Try it.
Answer with a bare number: the count of lines in the records below that have the word "this".

Supplied records START

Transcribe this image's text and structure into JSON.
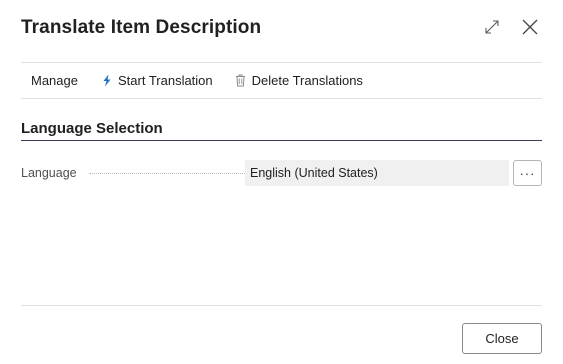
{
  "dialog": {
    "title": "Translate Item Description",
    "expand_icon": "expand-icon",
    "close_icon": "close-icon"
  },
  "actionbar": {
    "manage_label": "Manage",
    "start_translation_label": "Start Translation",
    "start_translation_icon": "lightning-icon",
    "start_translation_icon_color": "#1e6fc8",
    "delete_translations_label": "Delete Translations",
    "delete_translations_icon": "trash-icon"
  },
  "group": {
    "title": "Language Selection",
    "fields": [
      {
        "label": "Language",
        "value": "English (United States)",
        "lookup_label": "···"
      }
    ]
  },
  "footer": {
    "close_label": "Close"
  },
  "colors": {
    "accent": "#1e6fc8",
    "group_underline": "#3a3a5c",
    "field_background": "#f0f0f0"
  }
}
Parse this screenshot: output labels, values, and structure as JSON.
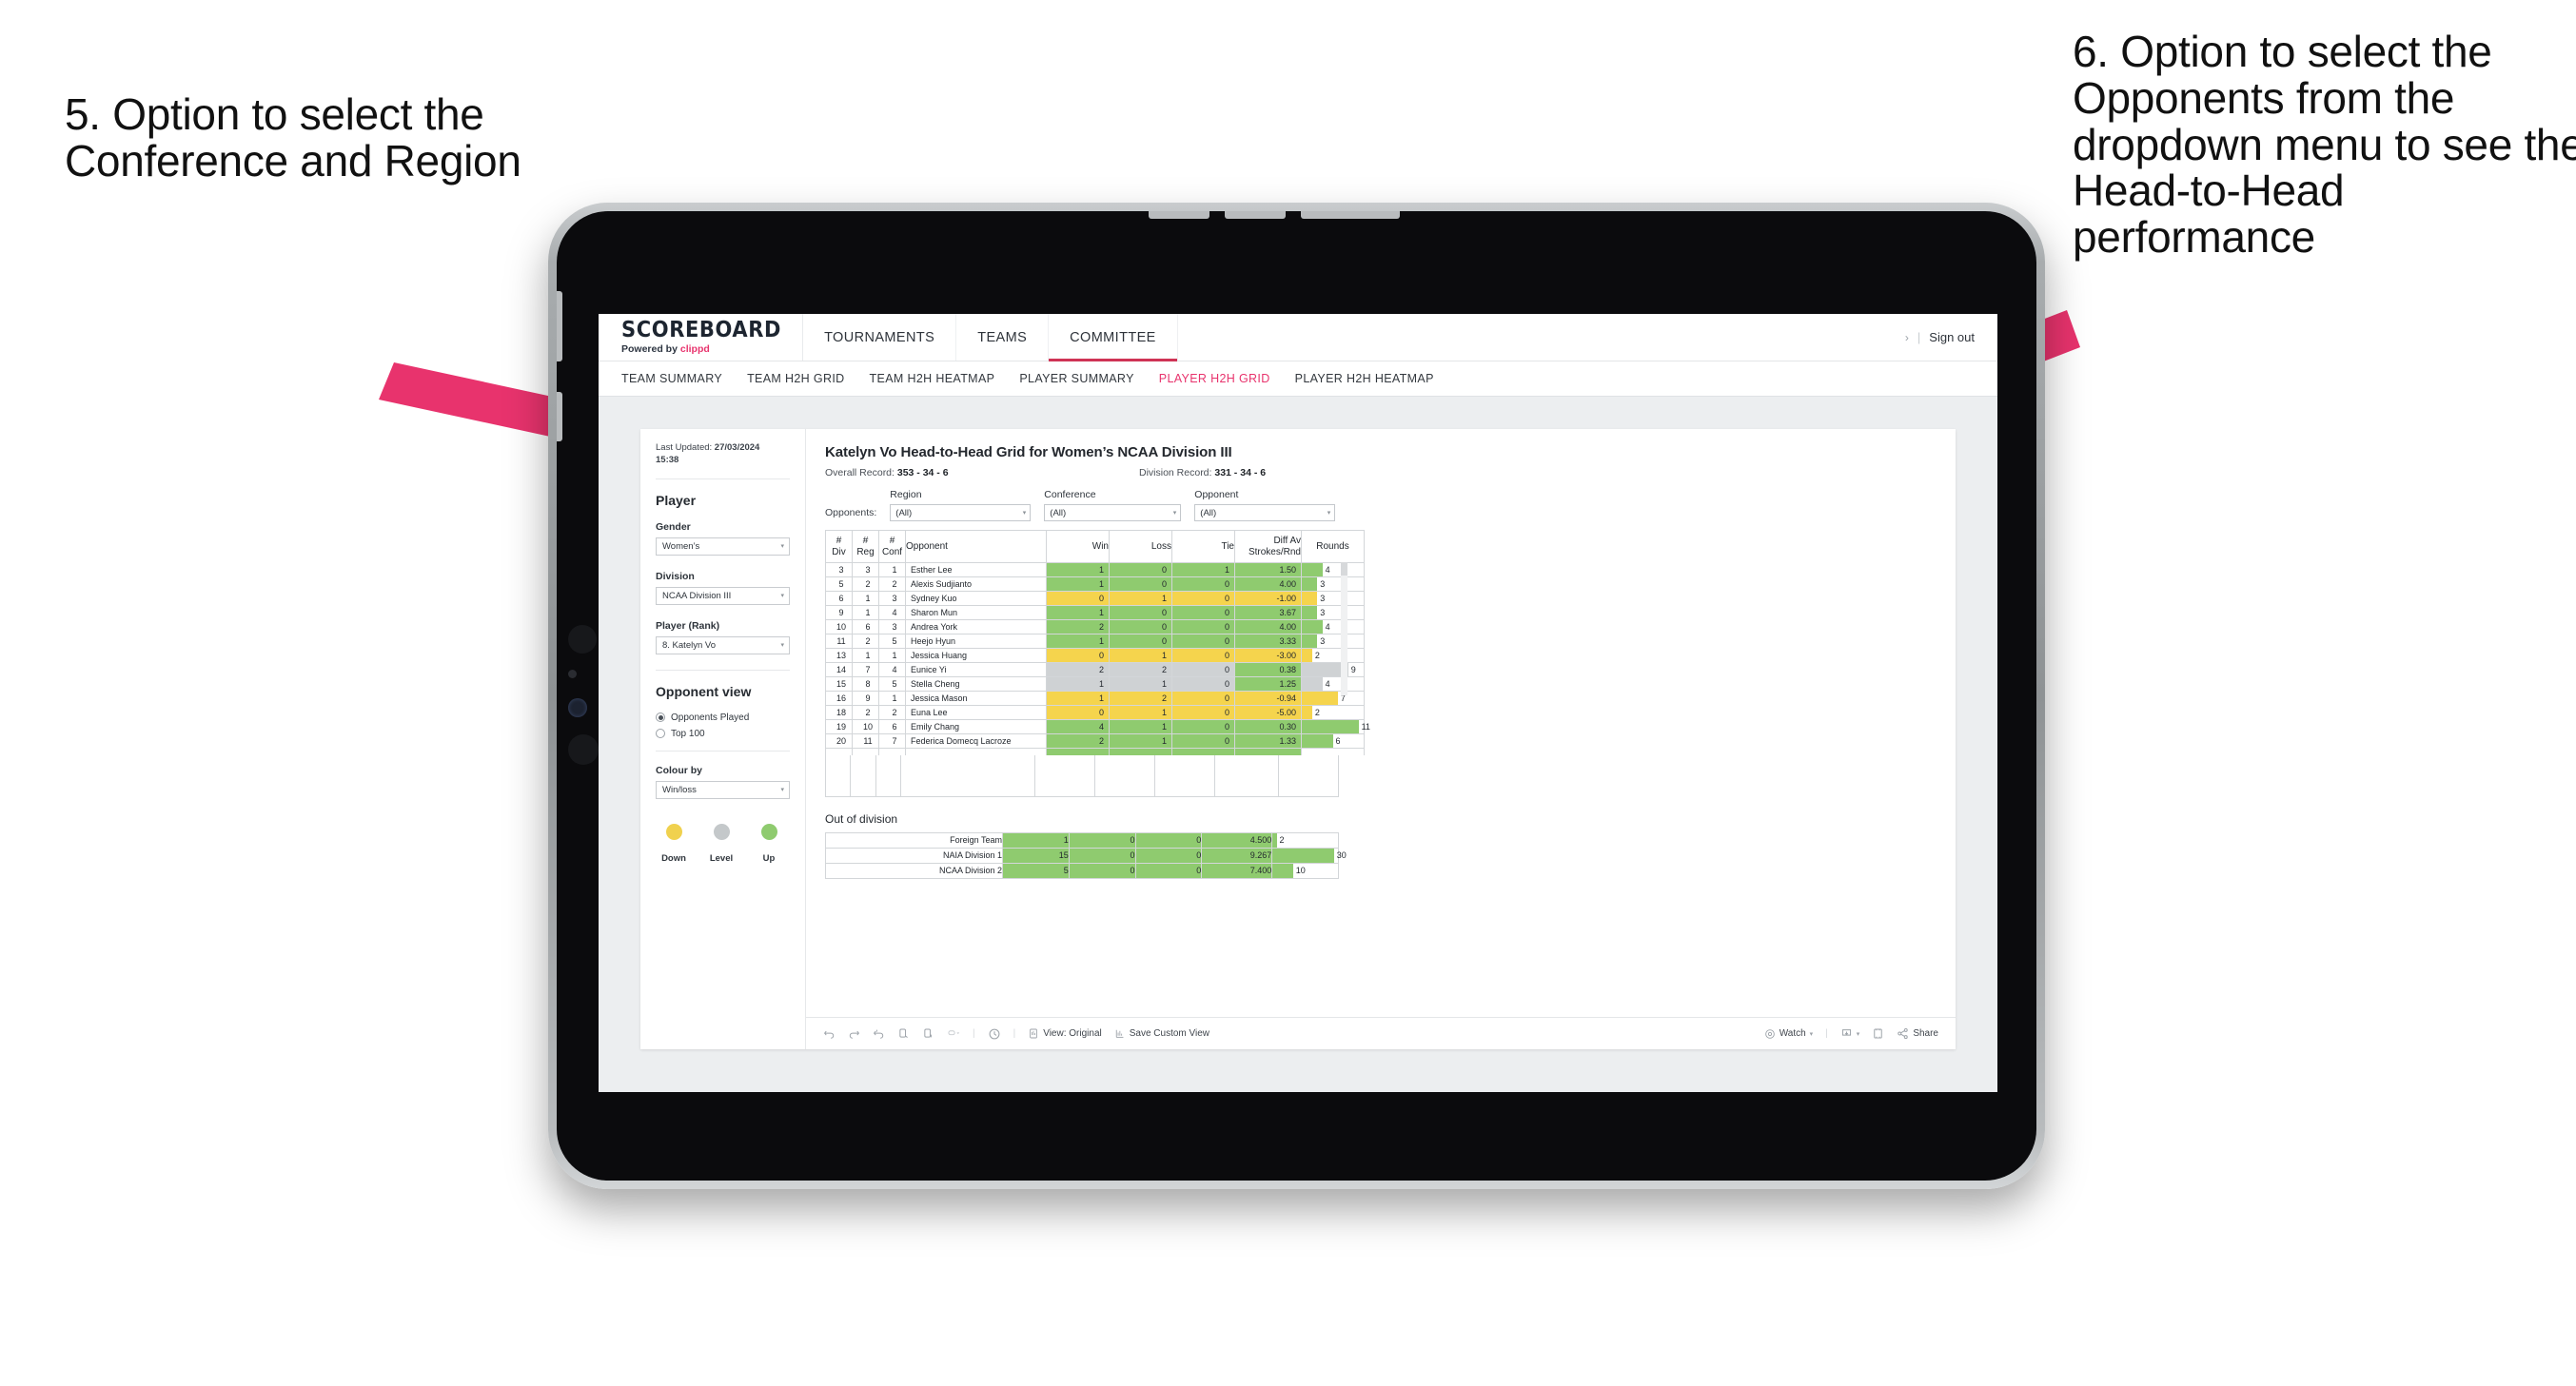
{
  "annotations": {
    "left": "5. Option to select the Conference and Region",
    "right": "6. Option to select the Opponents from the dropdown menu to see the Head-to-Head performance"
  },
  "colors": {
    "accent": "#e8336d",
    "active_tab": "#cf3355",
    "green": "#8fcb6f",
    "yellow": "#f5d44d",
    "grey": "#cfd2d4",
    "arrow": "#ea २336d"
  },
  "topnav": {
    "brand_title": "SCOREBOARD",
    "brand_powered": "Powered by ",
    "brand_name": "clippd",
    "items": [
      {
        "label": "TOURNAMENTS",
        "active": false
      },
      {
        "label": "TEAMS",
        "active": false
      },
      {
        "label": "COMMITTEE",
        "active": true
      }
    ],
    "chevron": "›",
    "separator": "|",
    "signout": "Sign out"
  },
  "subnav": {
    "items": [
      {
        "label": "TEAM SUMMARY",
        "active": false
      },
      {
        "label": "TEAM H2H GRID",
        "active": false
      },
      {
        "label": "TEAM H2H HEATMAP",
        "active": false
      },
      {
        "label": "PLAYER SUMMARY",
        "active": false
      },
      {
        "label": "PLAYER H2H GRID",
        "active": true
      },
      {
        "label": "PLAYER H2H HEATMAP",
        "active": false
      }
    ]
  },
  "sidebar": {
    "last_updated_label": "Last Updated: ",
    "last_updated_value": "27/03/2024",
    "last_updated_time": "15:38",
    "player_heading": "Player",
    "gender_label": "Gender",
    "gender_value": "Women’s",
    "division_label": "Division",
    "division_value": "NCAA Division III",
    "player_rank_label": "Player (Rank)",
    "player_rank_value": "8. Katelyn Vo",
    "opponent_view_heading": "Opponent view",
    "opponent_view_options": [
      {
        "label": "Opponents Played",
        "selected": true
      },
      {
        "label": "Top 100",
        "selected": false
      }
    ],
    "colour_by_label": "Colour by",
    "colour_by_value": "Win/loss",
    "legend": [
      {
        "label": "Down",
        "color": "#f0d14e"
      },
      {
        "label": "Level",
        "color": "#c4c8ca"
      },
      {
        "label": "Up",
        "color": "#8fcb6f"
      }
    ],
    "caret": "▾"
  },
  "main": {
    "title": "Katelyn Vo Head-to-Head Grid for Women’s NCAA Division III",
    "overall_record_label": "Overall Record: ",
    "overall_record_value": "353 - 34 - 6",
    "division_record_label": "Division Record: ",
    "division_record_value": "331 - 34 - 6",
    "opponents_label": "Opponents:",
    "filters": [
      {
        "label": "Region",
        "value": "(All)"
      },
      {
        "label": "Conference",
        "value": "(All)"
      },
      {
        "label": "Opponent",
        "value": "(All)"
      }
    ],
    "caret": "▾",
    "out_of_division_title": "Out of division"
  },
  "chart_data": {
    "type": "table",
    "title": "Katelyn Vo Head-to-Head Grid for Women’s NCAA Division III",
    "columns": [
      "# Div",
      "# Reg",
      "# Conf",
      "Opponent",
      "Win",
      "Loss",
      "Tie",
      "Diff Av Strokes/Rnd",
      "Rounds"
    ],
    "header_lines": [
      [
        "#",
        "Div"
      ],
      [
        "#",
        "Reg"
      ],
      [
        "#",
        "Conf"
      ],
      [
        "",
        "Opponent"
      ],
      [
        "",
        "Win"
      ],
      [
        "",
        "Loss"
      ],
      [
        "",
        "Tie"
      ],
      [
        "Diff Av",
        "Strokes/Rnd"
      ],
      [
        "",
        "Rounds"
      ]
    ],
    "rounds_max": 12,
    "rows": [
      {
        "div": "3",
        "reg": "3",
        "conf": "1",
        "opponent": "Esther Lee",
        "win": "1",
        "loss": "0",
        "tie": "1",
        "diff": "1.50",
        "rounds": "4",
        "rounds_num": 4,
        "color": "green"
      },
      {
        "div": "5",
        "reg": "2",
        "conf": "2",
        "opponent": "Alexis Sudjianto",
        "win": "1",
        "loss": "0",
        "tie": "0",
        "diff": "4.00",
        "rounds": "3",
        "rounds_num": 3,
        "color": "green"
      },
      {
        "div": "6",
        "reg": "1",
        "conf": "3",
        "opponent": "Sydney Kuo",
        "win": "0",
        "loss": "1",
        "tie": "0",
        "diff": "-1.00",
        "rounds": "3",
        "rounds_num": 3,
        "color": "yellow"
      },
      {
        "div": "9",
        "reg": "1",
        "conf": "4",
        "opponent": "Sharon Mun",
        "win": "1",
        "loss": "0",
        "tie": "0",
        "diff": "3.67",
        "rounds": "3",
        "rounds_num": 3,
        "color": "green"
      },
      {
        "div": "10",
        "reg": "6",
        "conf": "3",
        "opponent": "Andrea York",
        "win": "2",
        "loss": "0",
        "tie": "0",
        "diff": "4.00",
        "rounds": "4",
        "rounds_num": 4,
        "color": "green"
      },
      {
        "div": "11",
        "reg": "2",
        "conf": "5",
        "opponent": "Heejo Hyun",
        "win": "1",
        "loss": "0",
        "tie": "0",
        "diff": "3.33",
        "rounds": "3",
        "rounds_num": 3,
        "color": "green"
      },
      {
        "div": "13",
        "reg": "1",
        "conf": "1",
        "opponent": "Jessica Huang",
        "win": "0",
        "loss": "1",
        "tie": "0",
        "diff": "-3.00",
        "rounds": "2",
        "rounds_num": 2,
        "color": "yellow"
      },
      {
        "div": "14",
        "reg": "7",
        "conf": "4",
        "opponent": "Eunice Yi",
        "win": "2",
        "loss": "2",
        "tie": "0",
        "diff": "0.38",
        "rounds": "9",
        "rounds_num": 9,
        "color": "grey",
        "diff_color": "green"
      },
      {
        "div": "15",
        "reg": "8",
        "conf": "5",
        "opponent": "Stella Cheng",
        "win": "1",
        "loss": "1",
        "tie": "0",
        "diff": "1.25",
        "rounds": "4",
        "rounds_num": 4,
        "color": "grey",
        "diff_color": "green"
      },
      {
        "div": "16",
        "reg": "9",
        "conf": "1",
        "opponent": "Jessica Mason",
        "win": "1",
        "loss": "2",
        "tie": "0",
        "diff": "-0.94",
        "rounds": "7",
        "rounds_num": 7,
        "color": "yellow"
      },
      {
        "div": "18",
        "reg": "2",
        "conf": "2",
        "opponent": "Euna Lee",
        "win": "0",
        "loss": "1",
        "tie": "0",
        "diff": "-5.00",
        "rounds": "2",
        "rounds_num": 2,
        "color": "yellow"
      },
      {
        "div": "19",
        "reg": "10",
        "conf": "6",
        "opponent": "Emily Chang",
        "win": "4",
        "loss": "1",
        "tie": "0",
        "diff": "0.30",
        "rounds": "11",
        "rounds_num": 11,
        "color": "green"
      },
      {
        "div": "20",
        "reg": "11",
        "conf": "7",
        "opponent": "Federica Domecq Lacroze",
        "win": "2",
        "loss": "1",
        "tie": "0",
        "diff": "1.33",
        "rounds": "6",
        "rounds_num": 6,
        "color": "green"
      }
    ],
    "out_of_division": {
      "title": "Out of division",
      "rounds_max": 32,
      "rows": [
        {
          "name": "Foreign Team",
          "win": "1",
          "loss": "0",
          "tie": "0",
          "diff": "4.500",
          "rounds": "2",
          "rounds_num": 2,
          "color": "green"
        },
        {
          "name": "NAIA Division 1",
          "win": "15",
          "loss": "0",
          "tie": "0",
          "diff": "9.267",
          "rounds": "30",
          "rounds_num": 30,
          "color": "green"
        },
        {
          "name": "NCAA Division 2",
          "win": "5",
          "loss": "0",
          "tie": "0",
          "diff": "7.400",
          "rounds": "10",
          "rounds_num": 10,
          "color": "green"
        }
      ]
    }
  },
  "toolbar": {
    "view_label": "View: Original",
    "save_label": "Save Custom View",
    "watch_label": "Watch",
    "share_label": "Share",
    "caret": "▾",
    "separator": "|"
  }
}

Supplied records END

Solution to the problem.
2